The Basic Inclining Form is used to express the natural beauty of materials that grow out horizontally above the earth. The materials are grouped at the center of the container and extend out into the space around it.
The stems in the arrangement:
The Subject extends out horizontally from the center of the container. It is the main
branch of the arrangement and can be a flower, leaf, or branch. The Object is
centered low in the arrangement and bends forward to draw the viewer in.
It creates a focal point from which all the other materials rise and can
also be a flower, leaf, or branch. All the other materials used in the
arrangement are filler stems and are used to emphasize the beauty of the Subject and Object. How you use the filler stems gives variation and individual character
to the overall work.
Length of the main stems:
The length of the Subject can be up to twice the length and height of the container. The length of the Object is 1/3 the length of the Subject.
Angle of the main stems:

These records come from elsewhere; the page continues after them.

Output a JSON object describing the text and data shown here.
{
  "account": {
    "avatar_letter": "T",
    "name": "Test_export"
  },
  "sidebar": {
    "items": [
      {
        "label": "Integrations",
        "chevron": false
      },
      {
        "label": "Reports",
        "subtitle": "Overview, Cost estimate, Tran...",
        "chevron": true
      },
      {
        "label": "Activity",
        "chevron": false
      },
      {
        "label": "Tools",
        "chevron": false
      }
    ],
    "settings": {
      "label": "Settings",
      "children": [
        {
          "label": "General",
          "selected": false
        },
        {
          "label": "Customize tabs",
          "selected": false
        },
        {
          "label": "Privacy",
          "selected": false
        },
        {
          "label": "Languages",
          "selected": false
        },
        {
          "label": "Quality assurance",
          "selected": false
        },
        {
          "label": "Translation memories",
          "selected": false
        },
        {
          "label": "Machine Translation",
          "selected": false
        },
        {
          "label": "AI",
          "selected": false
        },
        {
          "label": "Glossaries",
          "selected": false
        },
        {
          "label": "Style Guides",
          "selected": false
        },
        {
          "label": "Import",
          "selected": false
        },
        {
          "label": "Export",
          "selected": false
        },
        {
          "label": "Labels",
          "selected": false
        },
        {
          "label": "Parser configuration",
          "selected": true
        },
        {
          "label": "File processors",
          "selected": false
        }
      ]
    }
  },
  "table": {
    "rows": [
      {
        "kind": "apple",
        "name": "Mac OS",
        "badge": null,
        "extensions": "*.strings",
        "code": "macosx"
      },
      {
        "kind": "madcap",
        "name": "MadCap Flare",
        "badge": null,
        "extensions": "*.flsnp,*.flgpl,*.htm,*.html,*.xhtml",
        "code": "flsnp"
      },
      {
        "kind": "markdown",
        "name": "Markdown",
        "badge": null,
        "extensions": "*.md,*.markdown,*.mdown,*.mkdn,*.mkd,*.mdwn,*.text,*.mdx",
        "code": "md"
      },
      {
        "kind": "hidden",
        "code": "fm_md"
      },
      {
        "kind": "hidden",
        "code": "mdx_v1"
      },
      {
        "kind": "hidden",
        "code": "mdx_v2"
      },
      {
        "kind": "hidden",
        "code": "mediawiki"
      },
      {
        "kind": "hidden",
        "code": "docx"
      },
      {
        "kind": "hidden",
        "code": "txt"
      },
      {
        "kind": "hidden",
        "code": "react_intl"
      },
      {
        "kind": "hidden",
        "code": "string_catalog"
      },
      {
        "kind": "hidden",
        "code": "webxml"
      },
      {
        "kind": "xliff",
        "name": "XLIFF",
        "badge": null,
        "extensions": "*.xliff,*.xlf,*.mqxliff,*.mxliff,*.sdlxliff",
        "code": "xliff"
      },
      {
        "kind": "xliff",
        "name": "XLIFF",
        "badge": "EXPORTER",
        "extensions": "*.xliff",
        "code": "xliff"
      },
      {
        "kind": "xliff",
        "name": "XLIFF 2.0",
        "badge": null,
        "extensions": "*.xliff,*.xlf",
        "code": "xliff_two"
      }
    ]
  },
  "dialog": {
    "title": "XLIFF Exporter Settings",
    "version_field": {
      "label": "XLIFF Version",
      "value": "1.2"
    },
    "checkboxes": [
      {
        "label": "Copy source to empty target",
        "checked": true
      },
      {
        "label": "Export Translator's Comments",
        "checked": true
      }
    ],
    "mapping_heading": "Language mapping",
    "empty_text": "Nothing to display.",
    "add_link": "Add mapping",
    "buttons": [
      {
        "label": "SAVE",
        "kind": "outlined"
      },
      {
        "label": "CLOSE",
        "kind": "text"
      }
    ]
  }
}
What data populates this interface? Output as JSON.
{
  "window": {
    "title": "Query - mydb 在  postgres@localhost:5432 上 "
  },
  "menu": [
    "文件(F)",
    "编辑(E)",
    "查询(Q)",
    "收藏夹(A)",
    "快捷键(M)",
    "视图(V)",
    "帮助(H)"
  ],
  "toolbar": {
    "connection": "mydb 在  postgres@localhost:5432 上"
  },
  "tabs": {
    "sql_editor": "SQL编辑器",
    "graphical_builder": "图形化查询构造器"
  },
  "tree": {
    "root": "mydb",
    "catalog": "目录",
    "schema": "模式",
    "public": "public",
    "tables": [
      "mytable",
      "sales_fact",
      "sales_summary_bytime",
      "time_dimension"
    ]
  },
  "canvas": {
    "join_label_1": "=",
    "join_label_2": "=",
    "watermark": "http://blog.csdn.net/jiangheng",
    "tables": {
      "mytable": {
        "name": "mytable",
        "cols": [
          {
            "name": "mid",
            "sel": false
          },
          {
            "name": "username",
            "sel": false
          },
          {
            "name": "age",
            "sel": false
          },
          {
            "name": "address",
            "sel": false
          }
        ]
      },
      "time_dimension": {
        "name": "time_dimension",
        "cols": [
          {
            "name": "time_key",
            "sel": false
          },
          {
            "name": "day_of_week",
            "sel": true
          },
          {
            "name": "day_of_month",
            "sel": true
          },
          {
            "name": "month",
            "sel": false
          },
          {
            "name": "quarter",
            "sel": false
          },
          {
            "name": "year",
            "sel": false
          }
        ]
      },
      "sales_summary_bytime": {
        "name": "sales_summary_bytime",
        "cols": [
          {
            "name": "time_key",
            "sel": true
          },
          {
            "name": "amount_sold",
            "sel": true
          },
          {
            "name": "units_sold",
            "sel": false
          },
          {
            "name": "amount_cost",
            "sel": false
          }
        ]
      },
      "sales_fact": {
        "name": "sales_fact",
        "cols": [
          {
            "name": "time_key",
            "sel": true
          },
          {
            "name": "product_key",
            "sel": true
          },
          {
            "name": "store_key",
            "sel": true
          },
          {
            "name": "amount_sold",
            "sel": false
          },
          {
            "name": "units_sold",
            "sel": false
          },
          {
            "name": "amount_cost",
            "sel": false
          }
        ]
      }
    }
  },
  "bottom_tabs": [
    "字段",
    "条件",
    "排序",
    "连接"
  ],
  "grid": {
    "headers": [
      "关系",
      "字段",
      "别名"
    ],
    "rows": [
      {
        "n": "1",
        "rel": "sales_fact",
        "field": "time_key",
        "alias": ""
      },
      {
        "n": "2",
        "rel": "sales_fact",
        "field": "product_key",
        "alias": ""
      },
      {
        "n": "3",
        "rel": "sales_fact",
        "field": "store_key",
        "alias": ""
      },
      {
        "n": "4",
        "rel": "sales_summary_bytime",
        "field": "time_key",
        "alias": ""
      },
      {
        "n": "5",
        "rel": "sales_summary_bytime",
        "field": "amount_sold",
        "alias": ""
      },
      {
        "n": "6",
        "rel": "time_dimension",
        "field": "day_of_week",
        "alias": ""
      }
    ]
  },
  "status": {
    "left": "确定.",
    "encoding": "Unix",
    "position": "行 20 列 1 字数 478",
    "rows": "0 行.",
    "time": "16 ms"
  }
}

The Subject can be placed anywhere within the 270 degree area shown above – in the
front, in the rear, on the left side, on the right side. It can incline
down anywhere from 60 to 90 degrees. Look carefully at your Subject material
to find the best position.
The Object leans 45 degrees to the front, and can swing up to 20 degrees to the left
or right of center.
Length of the filler stems:
The length of the filler stems is free. However, the filler stems must be arranged within the filler
When looking at each branch or stem, think carefully about its size, and
where it will be placed in the arrangement. Cut to a length that will add
to the beauty of the Subject and Object, not detract from them.
Inclining Form Materials
Tulip, foxtail fern (Asparagus cochinchinensis)
Thunberg’s spirea, sweet pea or anemone or rose
Sword fern, anemone or carnation or Ranunculus
Freesia, foxtail fern (Asparagus cochinchinensis) or sweet pea or rose
New Zealand flax, rose, baby’s breath (Gypsophila)
Monstera, carnation or rose, misty blue or lace flower
Italian ruscus, carnation or gerbera daisy or rose
Kookaburra, sunflower or pincushion
Allium sphaerocephalum, prairie gentian
Snake plant (Sansevieria), begonia or geranium
Gladiola, sunflower or dahlia
Anthurium, rose, baby’s breath (Gypsophila)
Sandersonia, Gloriosa, lace flower
Toad lily, small chrysanthemum
Chestnut, cockscomb or dahlia or gentian
Japanese rosehip, cockscomb or rose or Oriental lily
Bittersweet, gentian, small carnation
Quince (with fruit), cockscomb, spray chrysanthemum
Kangaroo paw, rose
Fasciated willow, amaryllis
Bare branches, Asiatic lily or Oriental lily
Flowering quince, chrysanthemum or ping-pong chrusanthemum
Pine, spider chrysanthemum or rose
Pussy willow, gerbera daisy, Asparagus myriocladus
Palm fern, lily, Solidago
Dracaena godseffiana, gerbera daisy or anthurium
Dracaena “Song of India”, rose
Bird’s nest fern, rose or carnation or chrysanthemum
Sword fern, Dendrobium, baby’s breath (gypsophila)